## WORK TO COMPLETE
When a line of the entries contains the word "highlighted", report that line.

## Entries from a dataset of interfaces
══════════

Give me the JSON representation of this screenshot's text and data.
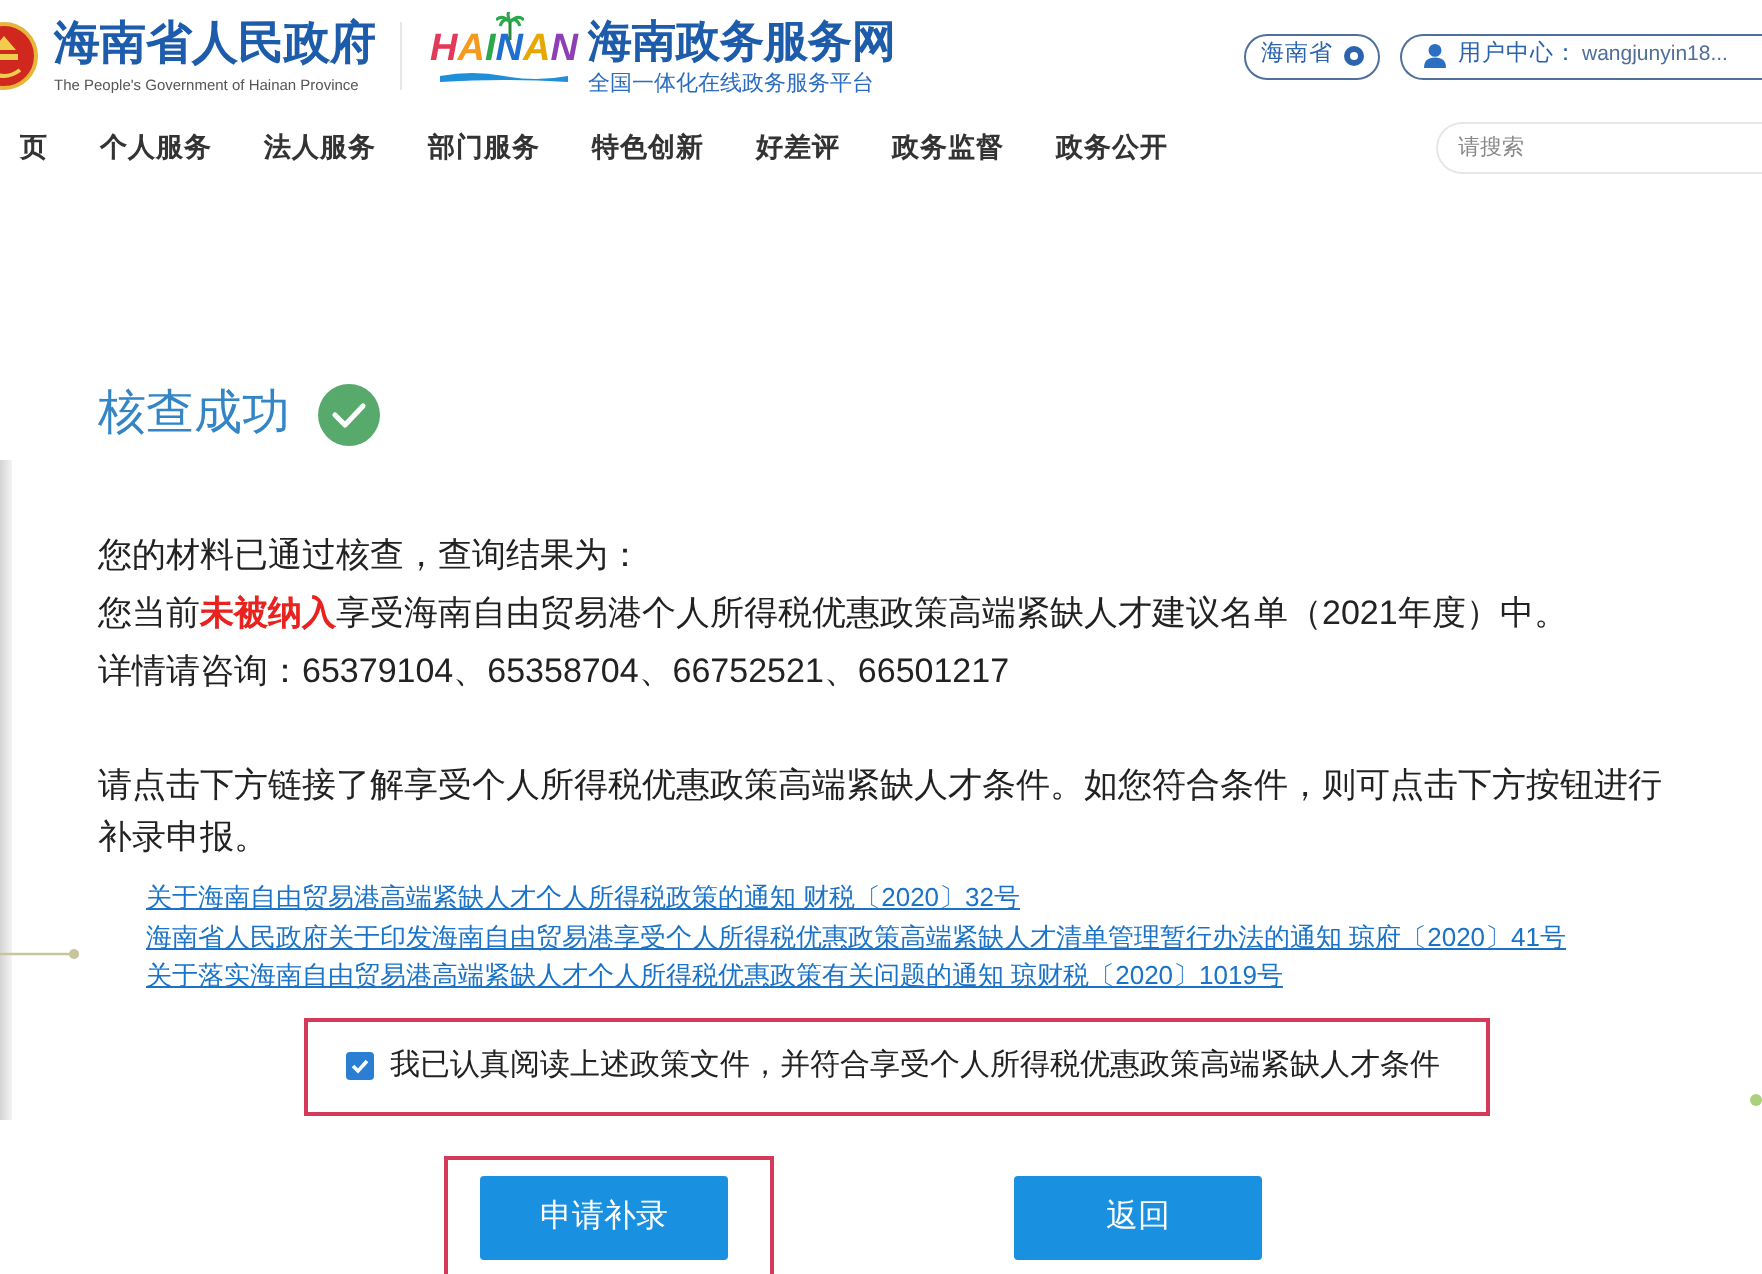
{
  "header": {
    "gov_title": "海南省人民政府",
    "gov_subtitle": "The People's Government of Hainan Province",
    "logo_text": "HAINAN",
    "site_title": "海南政务服务网",
    "site_subtitle": "全国一体化在线政务服务平台",
    "region": "海南省",
    "user_label": "用户中心：",
    "user_name": "wangjunyin18..."
  },
  "nav": {
    "items": [
      "页",
      "个人服务",
      "法人服务",
      "部门服务",
      "特色创新",
      "好差评",
      "政务监督",
      "政务公开"
    ],
    "search": {
      "placeholder": "请搜索"
    }
  },
  "result": {
    "title": "核查成功",
    "lines": [
      "您的材料已通过核查，查询结果为：",
      "您当前**未被纳入**享受海南自由贸易港个人所得税优惠政策高端紧缺人才建议名单（2021年度）中。",
      "详情请咨询：65379104、65358704、66752521、66501217"
    ],
    "instruction": "请点击下方链接了解享受个人所得税优惠政策高端紧缺人才条件。如您符合条件，则可点击下方按钮进行补录申报。",
    "links": [
      "关于海南自由贸易港高端紧缺人才个人所得税政策的通知 财税〔2020〕32号",
      "海南省人民政府关于印发海南自由贸易港享受个人所得税优惠政策高端紧缺人才清单管理暂行办法的通知 琼府〔2020〕41号",
      "关于落实海南自由贸易港高端紧缺人才个人所得税优惠政策有关问题的通知 琼财税〔2020〕1019号"
    ],
    "agreement": {
      "label": "我已认真阅读上述政策文件，并符合享受个人所得税优惠政策高端紧缺人才条件",
      "checked": true,
      "highlighted": true
    },
    "buttons": [
      {
        "label": "申请补录",
        "highlighted": true
      },
      {
        "label": "返回",
        "highlighted": false
      }
    ]
  }
}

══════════

## SOLUTION
      "highlighted": true
        "highlighted": true
        "highlighted": false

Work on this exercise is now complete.